BEGIN

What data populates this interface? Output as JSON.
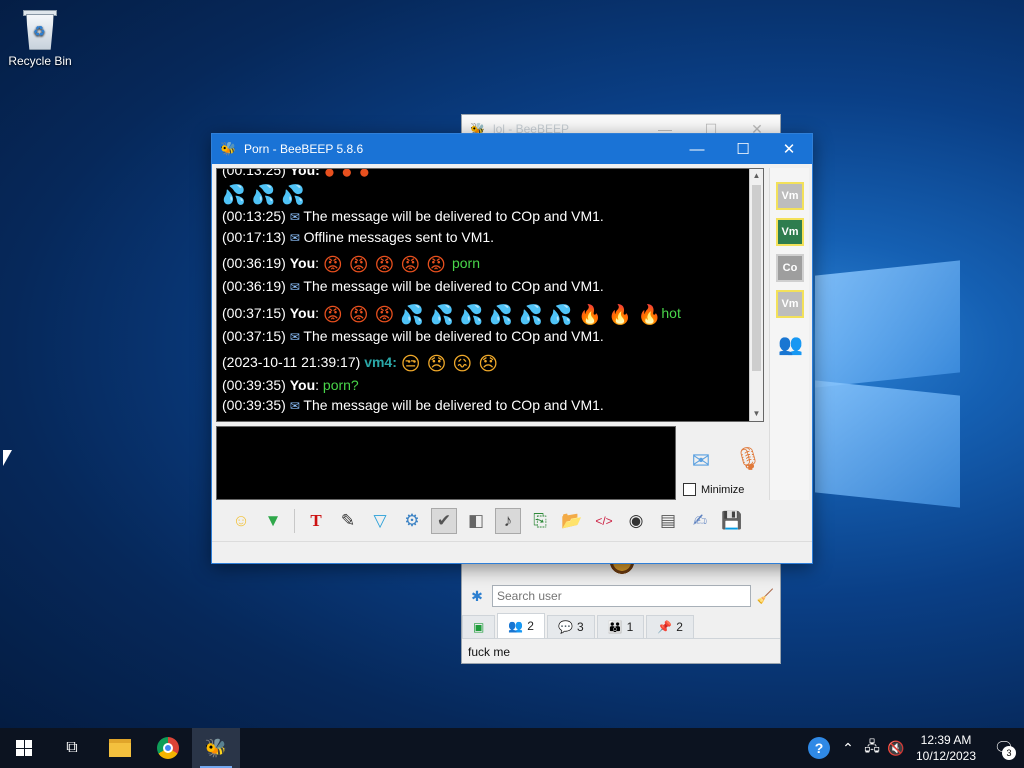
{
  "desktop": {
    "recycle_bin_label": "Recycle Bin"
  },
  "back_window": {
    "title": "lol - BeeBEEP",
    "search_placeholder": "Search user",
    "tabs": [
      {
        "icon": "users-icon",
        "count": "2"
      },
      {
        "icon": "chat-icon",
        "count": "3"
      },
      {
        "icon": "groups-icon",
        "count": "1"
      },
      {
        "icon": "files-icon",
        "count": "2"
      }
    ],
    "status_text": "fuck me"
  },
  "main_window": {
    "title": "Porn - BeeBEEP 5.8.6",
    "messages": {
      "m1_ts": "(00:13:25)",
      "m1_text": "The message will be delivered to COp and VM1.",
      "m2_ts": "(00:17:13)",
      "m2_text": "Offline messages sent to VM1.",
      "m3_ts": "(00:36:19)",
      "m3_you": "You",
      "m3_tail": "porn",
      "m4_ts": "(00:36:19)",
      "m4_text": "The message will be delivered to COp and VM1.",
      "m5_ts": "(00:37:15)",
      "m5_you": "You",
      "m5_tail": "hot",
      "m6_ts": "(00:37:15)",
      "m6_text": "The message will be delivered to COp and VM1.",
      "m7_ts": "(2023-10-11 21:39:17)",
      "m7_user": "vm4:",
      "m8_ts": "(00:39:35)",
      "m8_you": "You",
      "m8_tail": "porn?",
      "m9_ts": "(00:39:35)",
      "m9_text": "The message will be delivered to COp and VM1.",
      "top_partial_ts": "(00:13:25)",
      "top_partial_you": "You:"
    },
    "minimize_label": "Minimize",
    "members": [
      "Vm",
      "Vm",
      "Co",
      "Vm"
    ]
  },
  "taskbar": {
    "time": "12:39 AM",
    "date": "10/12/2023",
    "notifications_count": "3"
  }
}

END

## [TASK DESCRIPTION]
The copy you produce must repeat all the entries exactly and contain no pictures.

## [ANSWER TO THIS TASK]
What data populates this interface? Output as JSON.
{
  "desktop": {
    "recycle_bin_label": "Recycle Bin"
  },
  "back_window": {
    "title": "lol - BeeBEEP",
    "search_placeholder": "Search user",
    "tabs": [
      {
        "icon": "users-icon",
        "count": "2"
      },
      {
        "icon": "chat-icon",
        "count": "3"
      },
      {
        "icon": "groups-icon",
        "count": "1"
      },
      {
        "icon": "files-icon",
        "count": "2"
      }
    ],
    "status_text": "fuck me"
  },
  "main_window": {
    "title": "Porn - BeeBEEP 5.8.6",
    "messages": {
      "m1_ts": "(00:13:25)",
      "m1_text": "The message will be delivered to COp and VM1.",
      "m2_ts": "(00:17:13)",
      "m2_text": "Offline messages sent to VM1.",
      "m3_ts": "(00:36:19)",
      "m3_you": "You",
      "m3_tail": "porn",
      "m4_ts": "(00:36:19)",
      "m4_text": "The message will be delivered to COp and VM1.",
      "m5_ts": "(00:37:15)",
      "m5_you": "You",
      "m5_tail": "hot",
      "m6_ts": "(00:37:15)",
      "m6_text": "The message will be delivered to COp and VM1.",
      "m7_ts": "(2023-10-11 21:39:17)",
      "m7_user": "vm4:",
      "m8_ts": "(00:39:35)",
      "m8_you": "You",
      "m8_tail": "porn?",
      "m9_ts": "(00:39:35)",
      "m9_text": "The message will be delivered to COp and VM1.",
      "top_partial_ts": "(00:13:25)",
      "top_partial_you": "You:"
    },
    "minimize_label": "Minimize",
    "members": [
      "Vm",
      "Vm",
      "Co",
      "Vm"
    ]
  },
  "taskbar": {
    "time": "12:39 AM",
    "date": "10/12/2023",
    "notifications_count": "3"
  }
}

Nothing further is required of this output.